The five-day festival of Diwali is a time for introspection, prayer, and celebration. The festival is often associated with Lakshmi, the goddess of prosperity, but different regions of India and religions observe other deities as well. It is traditionally observed with lights symbolizing the spiritual victory of good over evil, light over dark, and knowledge over ignorance.
We hope you embrace this opportunity to learn more about and appreciate one another’s rich cultures. Thank you all for contributing to and celebrating our diverse team!
Hey everyone 👋
Guess what? Tomorrow marks the beginning of the incredible Diwali celebration! 🎉
Diwali isn't just a big deal in India; it's celebrated by millions of awesome folks like Hindus, Jains, Sikhs, and Newar Buddhists from all around the world! 🌍 Talk about a global party!
The five-day extravaganza of Diwali is a time for reflection, prayer, and of course, tons of fun. 🪔 While it's famously associated with Lakshmi, the goddess of prosperity, different regions of India and various religions also pay homage to other deities during this festive period. And let's not forget the beautiful lights that symbolize the triumph of good over evil, light over darkness, and wisdom over ignorance.
We couldn't be prouder of our diverse team and culture, and we want to thank each and every one of you for being a part of it. So get ready to embrace the joy and excitement of Diwali!
Thank you! 🙏
Your People Team
Today the celebration of Diwali begins.
Diwali is the biggest festival in India, celebrated by millions of Hindus, Jains, Sikhs, and Newar Buddhists in India and around the world. The five-day festival is a time for introspection, prayer, and celebration.
Thank you all for celebrating our diverse team and culture!
Diwali, also known as the Festival of Lights, is a five-day Hindu festival celebrated in autumn every year. The festival spiritually signifies the victory of light over darkness, good over evil, and knowledge over ignorance. Diwali is also a time for reunion and fellowship.
The first day of Diwali is called Dhanteras, and it celebrates the goddess Lakshmi. Hindus believe that Lakshmi is the goddess of wealth and prosperity. On this day, people purchase new gold or silver jewelry or other items to celebrate the auspicious occasion.
The second day of Diwali is called Naraka Chaturdasi.
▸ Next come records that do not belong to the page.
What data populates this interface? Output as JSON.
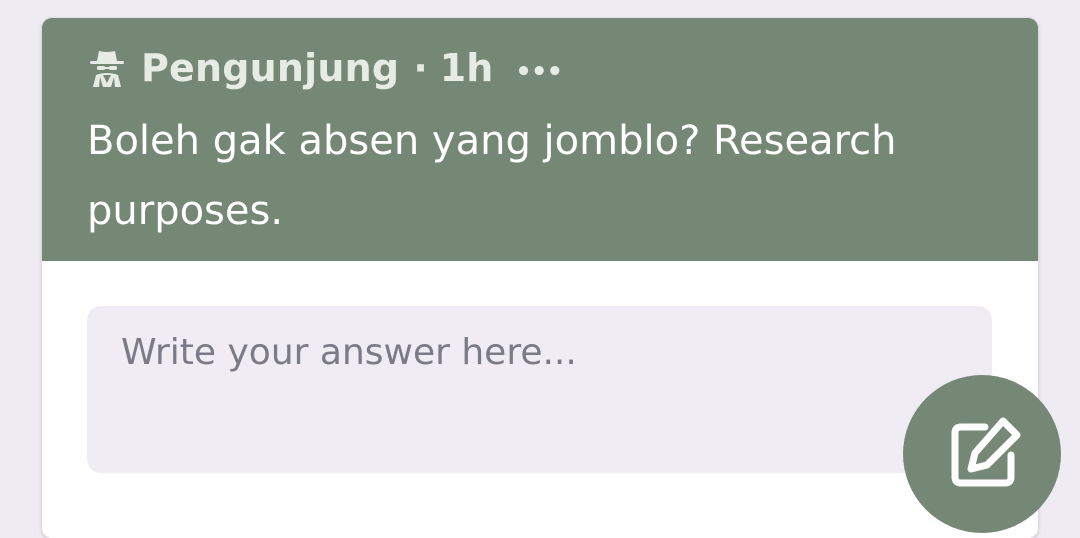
{
  "post": {
    "author": "Pengunjung",
    "separator": "·",
    "time": "1h",
    "more_label": "•••",
    "question": "Boleh gak absen yang jomblo? Research purposes.",
    "author_icon": "spy-icon"
  },
  "answer": {
    "placeholder": "Write your answer here..."
  },
  "fab": {
    "icon": "edit-icon"
  },
  "colors": {
    "header_bg": "#758875",
    "page_bg": "#efebf2",
    "input_bg": "#efecf3",
    "meta_text": "#e6ebe4",
    "placeholder_text": "#7a7b86"
  }
}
It commemorates the day when Lord Krishna destroyed the demon Narakasura. On this day, Hindus perform special prayers and rituals to celebrate Lord Krishna's victory.
The main event of Diwali is on the third day, which is called Lakshmi Puja. Hindus celebrate Lakshmi as the goddess of wealth and prosperity. On this day, they perform special prayers and rituals to invite her into their homes. They also perform fireworks displays, eat festive foods, and give gifts to each other.
The fourth day of Diwali is called Govardhan Puja. On this day, Hindus celebrate the story of Lord Krishna protecting his people from a devastating storm by lifting Mount Govardhan on his little finger. They pray to Lord Krishna for protection and blessings during the coming year.
The fifth and final day of Diwali is called Bhai Dooj. It celebrates brother-sister love and affection. On this day, sisters invite their brothers over for a special meal, and brothers give their sisters gifts as tokens of their love and affection.